As area residents prepare to set their clocks ahead one hour this weekend, fire officials are urging them to take steps to protect their homes at the same time.
State and local fire officials are urging residents to change the batteries in their smoke alarms and carbon-monoxide detectors, when daylight saving time begins. The reminder is part of the 22nd Annual Change Your Clock Change Your Battery campaign, a joint project of Energizer and the International Association of Fire Chiefs.
It is "very important" for people to monitor their smoke alarm, in order to "be sure it's going to work" when needed, said Henry County Interim Fire Chief Bill Lacy.
"You need to test the batteries and change them frequently," Lacy said. "We like to see people do that because it ensures they'll have a working smoke detector to protect their families."
Lacy said he has witnessed structure fires in buildings not equipped with a working alarm. In some cases, he said, homeowners said they did not have enough money to purchase smoke detectors.
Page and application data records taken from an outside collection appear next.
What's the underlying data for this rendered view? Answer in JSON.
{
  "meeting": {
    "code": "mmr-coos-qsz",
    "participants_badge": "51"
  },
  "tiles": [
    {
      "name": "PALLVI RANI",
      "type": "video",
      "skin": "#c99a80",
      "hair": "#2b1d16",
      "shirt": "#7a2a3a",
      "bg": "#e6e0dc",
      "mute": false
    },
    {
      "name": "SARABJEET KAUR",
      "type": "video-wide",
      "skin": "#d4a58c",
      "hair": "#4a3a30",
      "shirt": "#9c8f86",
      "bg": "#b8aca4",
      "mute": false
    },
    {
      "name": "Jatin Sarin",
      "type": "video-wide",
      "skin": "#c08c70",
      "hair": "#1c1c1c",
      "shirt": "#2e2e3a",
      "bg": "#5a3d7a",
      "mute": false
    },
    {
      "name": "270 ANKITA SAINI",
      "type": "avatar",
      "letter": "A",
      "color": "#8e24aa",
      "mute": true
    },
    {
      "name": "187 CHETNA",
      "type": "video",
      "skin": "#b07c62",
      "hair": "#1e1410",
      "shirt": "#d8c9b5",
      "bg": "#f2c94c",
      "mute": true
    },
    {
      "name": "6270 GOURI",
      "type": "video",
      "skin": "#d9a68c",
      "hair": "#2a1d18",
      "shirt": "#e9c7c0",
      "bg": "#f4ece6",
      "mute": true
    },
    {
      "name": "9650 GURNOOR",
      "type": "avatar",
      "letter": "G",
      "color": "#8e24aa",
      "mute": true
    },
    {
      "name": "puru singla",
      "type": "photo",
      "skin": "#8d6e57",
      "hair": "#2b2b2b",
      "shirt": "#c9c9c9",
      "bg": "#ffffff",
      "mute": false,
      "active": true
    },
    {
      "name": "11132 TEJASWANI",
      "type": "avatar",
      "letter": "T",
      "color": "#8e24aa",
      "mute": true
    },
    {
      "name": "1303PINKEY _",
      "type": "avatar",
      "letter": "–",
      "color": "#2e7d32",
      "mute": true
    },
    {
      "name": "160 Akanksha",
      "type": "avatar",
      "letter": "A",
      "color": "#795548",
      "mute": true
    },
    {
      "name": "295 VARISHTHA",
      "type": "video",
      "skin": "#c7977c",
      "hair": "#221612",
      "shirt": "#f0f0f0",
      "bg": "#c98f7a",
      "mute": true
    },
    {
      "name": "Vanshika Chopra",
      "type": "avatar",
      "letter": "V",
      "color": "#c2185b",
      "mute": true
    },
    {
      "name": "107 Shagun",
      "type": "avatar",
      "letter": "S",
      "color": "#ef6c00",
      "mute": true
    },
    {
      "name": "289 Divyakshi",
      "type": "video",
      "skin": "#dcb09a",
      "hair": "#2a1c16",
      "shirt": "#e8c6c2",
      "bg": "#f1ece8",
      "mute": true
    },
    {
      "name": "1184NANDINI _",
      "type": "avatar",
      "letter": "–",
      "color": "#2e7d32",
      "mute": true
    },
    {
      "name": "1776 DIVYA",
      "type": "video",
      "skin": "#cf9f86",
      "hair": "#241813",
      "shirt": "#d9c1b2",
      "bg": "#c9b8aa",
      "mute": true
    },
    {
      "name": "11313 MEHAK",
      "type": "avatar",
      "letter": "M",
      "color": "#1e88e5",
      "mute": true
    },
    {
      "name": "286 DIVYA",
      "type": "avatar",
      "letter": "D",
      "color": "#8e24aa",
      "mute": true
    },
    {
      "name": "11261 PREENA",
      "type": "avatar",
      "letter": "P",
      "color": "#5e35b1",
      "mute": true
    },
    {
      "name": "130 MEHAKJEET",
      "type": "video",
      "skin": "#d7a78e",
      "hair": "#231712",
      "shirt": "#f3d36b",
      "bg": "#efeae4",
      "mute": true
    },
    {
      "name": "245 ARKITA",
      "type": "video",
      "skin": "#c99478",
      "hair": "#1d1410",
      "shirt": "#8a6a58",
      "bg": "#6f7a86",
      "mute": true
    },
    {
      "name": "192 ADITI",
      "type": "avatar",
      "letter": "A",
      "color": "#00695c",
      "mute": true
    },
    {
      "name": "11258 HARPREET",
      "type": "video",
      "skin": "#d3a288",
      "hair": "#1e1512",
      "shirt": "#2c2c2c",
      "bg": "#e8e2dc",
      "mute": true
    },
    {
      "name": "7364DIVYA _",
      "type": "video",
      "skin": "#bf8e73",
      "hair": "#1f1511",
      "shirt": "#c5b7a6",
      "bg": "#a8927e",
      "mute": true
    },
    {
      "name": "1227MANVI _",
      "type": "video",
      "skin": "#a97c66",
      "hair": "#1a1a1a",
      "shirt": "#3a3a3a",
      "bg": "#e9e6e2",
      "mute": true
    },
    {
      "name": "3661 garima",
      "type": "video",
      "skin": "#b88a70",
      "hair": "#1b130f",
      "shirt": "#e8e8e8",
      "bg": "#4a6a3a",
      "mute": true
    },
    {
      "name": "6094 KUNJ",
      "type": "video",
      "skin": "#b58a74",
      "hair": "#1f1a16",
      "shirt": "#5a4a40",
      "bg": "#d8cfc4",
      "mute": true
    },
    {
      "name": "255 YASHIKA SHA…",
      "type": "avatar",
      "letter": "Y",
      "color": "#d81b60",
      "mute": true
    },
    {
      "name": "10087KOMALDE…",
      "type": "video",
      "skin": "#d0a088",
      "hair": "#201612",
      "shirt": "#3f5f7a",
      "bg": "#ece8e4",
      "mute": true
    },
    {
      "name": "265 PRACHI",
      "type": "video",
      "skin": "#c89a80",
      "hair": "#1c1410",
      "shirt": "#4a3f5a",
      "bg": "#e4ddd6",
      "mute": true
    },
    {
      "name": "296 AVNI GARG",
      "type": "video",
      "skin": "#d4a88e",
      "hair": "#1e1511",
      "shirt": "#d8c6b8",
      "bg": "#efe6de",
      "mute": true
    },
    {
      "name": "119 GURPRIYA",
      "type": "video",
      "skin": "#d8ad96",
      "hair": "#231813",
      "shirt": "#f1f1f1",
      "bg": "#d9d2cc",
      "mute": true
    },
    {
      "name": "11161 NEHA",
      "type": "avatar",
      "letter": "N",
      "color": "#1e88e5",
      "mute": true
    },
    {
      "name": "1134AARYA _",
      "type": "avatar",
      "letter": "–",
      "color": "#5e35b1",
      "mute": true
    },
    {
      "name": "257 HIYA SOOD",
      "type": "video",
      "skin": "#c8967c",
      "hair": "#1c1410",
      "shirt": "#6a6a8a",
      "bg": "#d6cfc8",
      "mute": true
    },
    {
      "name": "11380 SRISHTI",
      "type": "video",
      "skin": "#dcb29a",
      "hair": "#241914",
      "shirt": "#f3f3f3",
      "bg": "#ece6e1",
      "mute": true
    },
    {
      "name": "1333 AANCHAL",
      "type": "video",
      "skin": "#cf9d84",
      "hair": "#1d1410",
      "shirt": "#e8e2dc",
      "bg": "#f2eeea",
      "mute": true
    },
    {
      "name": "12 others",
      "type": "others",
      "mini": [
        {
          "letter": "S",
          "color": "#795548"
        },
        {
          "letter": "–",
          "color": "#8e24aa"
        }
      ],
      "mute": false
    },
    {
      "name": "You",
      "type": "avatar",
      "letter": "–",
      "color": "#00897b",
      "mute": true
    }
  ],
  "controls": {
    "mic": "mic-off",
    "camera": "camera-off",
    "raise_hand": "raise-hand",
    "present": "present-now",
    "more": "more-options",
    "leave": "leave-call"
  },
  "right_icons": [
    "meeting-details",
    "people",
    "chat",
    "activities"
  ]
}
"Of course, any time that happens, it's rather discouraging," he said. "If people don't have the funds to buy batteries, or a smoke alarm, they can contact the fire department, and we'll do that for them."
On Thursday, fire officials reported that, nationwide, an average of two children per day die in home fires, and that 80 percent of those deaths occur in structures without working smoke alarms.
"Every year in Georgia, there are fire fatalities in homes that didn't have smoke alarms, or where the alarms didn't function because of dead batteries," State Insurance and Safety Fire Commissioner John Oxendine said in a statement.
"The peak time for home-fire fatalities is between 10 p.m., and 6 a.m., when most families are sleeping," Henry County Fire Capt. Sabrina Puckett said. "Smoke alarm maintenance is a simple, effective way to reduce home-fire deaths. Children and senior citizens are most at risk, and a working smoke alarm can give them the extra seconds they need to get out safely."
Families, Puckett continued, can protect themselves in several ways against becoming fire victims. Those methods include designating two ways out of their homes, practicing escape routes, and preparing fire safety kits with working flashlights and fresh batteries.